Gov. Maggie Hassan has signed a bill into law that ensures recognition of civil unions and marriages for same-sex couples.
CONCORD — Gov. Maggie Hassan announced an all-star lineup of business leaders to serve on her Live Free and Start Advisory Council, which aims to continue efforts to make it easier for high-tech businesses to start up and flourish in New Hampshire.
PORTSMOUTH — “We hold these truths to be self-evident.”
The opening lines of the Declaration of Independence may be among the best known phrases in the country. In keeping with an annual tradition at Strawbery Banke Museum on the Fourth of July, Gov. Maggie Hassan read an abridged version of one of the nation’s most famous tomes to a crowd of about 50 people, who braved torrential rains to celebrate Independence Day. She follows many past governors, said Larry Yerdon, president and chief executive officer of Strawbery Banke.
Returning to work after a weeklong trade mission to Turkey, New Hampshire businesses are beaming with the new leads they had found.
Enrollment in Medicaid for as many as 50,000 newly eligible residents opens tomorrow, with health benefits slated to start August 15th.
CONCORD, N.H. (AP) — Gov. Maggie Hassan is calling New Hampshire’s trade mission to Turkey productive and informative after several days of meetings.

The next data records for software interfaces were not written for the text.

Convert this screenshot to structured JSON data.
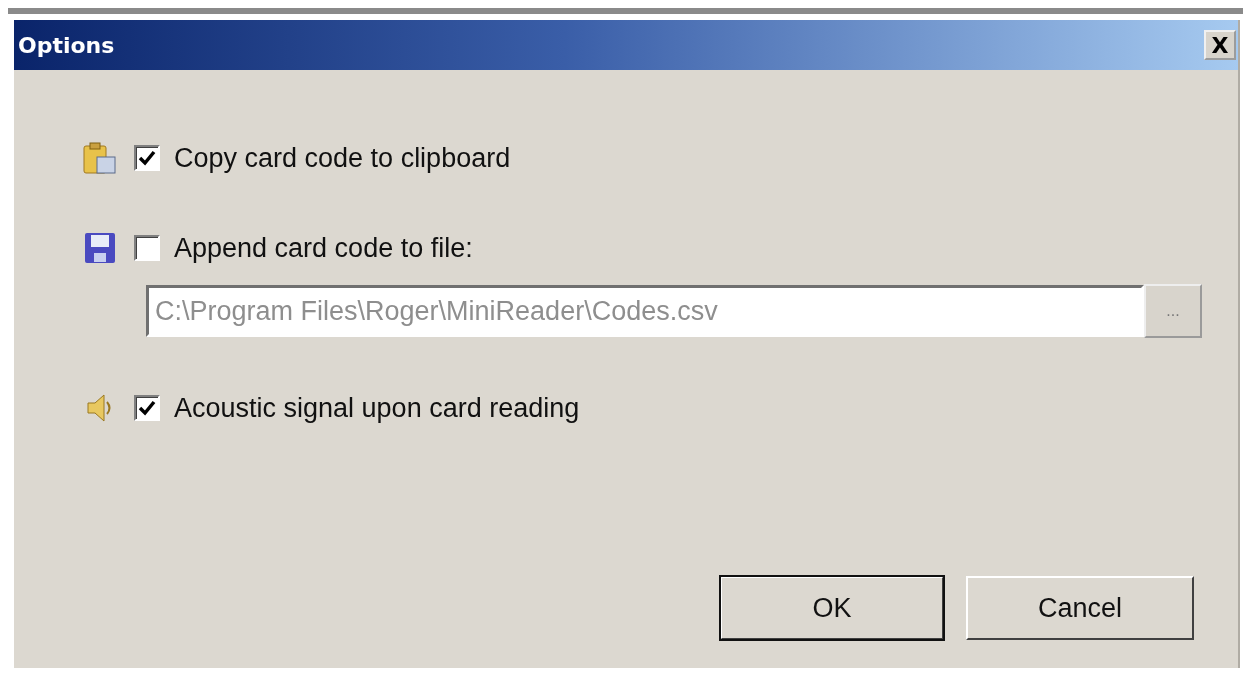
{
  "window": {
    "title": "Options",
    "close": "X"
  },
  "options": [
    {
      "label": "Copy card code to clipboard",
      "checked": true
    },
    {
      "label": "Append card code to file:",
      "checked": false,
      "file": {
        "value": "C:\\Program Files\\Roger\\MiniReader\\Codes.csv",
        "disabled": true,
        "browse": "..."
      }
    },
    {
      "label": "Acoustic signal upon card reading",
      "checked": true
    }
  ],
  "buttons": [
    {
      "label": "OK",
      "default": true
    },
    {
      "label": "Cancel",
      "default": false
    }
  ]
}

ROCHESTER — Gov. Maggie Hassan, at a packed assembly in McClelland School on Friday, announced that Rochester has been chosen as the first model community in the state’s Youth Violence Prevention initiative.
Gov. Maggie Hassan signed a new law creating a domestic violence statute in a private ceremony Thursday with the mother of a 9-year-old boy who was killed by his father.
A calm and confident Gov. Maggie Hassan spelled out, in her usual careful and deliberate fashion, the state of the state Tuesday morning to a crowd assembled by the Greater Nashua Chamber of Commerce.
Of course, the governor presented her official state of the state address to a joint session of the New Hampshire Legislature in February. So why two state of the state speeches just four months apart? The biggest difference between the two is that in February the governor spells out what she wants to do, while in June she recounts what she was able to accomplish.